Imagine this scene: you're stuck in the middle of the road. Your battery has just given up on you, and you patiently wait for another motorist to pass by so you can ask for help. You wait for hours and hours, and you feel the slightest pang of regret because just last week, you laughed at your friend's advice: get your own jump starter. It's an agonizing thought, and it seems like the stuff of horror movies, but it's actually something that happens all too frequently to a car owner. Getting your own jump starter is a very easy task, made easier by this guide that we have put together to help you choose a reliable product wisely.
Compatibility, portability, and durability
Jump starters are rated by their cranking amp and peak amp values. Look in your car's manual for the CCA rating (cold crank amps). Match this with the ampere rating of the jump starter you're planning to buy. Remember that the bigger the vehicle, the more power it will need.
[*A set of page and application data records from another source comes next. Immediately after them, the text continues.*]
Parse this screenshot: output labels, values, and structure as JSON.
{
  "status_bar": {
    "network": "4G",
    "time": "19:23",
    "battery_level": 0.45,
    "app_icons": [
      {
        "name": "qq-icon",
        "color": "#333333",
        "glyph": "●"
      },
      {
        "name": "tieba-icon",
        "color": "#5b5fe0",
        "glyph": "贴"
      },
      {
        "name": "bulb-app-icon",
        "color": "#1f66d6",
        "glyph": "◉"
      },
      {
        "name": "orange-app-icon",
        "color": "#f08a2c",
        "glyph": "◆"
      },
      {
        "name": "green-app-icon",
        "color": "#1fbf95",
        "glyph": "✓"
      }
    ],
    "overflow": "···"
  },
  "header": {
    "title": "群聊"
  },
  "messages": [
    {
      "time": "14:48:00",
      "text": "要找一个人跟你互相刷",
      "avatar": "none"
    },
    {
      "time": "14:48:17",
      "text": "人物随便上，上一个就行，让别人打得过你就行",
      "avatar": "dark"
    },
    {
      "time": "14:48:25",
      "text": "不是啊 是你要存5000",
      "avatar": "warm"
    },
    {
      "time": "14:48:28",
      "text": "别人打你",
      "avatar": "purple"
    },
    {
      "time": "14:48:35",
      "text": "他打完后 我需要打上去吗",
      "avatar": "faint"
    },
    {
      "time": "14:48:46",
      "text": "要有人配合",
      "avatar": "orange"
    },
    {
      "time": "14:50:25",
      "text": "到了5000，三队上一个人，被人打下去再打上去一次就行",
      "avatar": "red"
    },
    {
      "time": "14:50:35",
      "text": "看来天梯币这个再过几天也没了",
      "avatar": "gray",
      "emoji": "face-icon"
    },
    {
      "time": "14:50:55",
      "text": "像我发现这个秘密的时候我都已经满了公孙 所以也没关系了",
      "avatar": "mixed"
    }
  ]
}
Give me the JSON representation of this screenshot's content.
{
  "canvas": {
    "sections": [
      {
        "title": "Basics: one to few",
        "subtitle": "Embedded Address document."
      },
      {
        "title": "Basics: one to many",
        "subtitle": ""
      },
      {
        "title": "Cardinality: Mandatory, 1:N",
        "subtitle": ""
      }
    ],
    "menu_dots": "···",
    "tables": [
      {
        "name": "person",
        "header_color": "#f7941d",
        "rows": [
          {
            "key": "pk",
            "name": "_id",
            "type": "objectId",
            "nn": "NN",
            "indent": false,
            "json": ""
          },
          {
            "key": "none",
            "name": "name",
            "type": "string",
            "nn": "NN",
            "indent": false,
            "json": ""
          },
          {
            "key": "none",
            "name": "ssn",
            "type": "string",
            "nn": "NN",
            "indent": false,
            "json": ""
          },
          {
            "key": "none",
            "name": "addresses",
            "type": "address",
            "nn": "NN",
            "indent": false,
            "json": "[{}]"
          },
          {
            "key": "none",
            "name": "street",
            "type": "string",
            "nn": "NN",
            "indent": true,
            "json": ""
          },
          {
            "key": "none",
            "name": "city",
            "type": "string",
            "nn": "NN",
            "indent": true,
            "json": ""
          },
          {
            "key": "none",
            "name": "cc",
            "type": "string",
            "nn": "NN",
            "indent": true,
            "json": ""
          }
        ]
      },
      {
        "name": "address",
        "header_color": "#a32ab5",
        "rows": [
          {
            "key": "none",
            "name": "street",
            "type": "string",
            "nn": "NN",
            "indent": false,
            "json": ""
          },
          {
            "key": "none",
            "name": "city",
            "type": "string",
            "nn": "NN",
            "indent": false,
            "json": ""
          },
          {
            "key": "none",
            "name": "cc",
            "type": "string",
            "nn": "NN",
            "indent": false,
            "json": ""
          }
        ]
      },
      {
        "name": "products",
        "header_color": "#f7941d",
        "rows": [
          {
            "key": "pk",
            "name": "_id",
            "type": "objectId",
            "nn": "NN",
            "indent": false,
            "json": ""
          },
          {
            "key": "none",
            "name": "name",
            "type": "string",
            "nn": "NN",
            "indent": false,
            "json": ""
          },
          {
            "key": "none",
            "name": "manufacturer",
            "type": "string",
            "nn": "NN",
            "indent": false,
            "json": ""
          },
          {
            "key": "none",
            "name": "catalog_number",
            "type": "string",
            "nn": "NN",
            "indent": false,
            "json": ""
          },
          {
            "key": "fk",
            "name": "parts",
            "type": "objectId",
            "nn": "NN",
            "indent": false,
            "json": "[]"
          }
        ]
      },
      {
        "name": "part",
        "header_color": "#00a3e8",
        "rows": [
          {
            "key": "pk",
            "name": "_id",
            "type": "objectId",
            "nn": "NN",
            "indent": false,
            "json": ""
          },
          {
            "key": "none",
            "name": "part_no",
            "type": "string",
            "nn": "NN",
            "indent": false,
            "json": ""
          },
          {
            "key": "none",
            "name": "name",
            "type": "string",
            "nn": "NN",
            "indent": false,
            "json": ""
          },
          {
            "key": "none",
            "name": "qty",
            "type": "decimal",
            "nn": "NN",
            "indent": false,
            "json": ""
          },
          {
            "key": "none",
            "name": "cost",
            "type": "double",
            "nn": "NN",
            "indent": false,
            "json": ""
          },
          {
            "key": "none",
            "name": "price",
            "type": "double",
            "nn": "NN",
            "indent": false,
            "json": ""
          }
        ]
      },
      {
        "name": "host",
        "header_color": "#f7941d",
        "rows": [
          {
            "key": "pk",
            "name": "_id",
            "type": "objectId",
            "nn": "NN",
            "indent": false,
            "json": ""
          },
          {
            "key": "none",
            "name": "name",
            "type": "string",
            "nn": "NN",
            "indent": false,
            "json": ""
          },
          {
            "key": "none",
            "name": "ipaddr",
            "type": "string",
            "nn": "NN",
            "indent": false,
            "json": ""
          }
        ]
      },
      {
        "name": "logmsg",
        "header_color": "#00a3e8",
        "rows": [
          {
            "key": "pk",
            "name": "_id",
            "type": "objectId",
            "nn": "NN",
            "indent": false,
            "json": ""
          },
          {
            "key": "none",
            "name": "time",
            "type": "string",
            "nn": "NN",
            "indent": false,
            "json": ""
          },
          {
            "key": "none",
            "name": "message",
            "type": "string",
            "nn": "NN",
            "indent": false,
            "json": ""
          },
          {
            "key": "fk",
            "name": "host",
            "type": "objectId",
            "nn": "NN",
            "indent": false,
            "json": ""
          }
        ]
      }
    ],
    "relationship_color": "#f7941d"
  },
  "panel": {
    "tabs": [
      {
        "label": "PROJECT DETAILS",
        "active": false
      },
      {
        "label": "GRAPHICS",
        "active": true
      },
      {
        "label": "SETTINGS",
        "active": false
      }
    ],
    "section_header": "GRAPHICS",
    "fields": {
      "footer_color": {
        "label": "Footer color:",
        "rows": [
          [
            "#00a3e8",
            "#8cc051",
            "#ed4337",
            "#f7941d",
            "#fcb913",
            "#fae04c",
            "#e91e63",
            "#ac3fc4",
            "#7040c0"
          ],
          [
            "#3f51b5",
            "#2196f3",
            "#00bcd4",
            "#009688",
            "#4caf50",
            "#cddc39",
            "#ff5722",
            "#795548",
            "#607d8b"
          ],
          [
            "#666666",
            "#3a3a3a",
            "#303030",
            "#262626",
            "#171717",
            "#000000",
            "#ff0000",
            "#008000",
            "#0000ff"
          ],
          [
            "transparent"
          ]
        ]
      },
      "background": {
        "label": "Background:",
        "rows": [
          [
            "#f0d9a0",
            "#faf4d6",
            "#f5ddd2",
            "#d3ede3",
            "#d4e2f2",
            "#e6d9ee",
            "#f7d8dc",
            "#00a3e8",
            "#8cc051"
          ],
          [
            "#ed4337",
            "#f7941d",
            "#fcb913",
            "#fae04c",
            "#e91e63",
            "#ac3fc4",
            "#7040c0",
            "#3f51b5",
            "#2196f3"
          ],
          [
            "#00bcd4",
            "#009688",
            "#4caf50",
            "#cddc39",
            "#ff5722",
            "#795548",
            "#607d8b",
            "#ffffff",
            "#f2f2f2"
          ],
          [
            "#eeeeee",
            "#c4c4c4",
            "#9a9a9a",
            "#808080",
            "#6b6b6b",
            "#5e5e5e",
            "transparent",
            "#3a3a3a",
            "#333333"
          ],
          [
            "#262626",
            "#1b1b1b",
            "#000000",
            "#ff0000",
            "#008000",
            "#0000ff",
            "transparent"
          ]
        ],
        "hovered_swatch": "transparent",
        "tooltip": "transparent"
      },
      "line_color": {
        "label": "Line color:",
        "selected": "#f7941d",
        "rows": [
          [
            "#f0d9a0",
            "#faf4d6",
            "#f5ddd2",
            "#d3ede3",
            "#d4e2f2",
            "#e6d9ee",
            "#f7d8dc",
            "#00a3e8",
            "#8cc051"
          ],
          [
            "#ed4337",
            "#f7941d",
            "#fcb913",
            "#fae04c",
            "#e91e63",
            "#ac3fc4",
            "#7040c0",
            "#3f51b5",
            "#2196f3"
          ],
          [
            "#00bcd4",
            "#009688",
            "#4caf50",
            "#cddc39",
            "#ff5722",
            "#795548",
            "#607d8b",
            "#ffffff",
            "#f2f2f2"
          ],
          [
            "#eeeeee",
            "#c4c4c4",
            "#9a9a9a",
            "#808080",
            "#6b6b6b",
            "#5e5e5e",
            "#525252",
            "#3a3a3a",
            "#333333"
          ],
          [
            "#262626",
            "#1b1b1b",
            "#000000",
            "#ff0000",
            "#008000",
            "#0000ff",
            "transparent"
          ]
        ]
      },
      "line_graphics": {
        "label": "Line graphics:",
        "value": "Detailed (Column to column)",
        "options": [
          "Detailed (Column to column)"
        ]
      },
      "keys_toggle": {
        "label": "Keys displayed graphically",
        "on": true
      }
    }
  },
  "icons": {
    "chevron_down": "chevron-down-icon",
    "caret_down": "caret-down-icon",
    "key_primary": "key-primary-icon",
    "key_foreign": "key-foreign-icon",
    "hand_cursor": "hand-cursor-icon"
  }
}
A standard jump starter is enough for a regular four-cylinder car, but a larger truck will need a jump starter with higher cranking or peak amps.
Portability is something that you should consider when buying a jump starter. You will be carrying it in the event of battery failure, so weighty ones will be a problem. Before buying a jump starter, consider the size and find out if you're comfortable with how much it weighs. You don't want to be injured or be unable to carry the jump starter in an emergency situation.
Consider the convenience of being able to charge the jump starter through a standard household socket. Not all jump starters have this feature. Overload protection is another great feature to look for. It keeps your car safe from damage in case you forget to unplug the jump starter. Look for a jump starter that is enclosed in a polypropylene case, as they are proven to be very durable. The length of the crocodile clips also varies from product to product, and as with everything else, the longer, the better.
Other features to look for
Modern jump starters sound off an alarm or have LED indicators that warn against reversed connections. We also recommend plastic-coated crocodile clips that resist annoying sparks. Along with a jump starter, some kits also include an air compressor you can use to inflate your tires. Some even have a power inverter and sockets you can use to power your car accessories.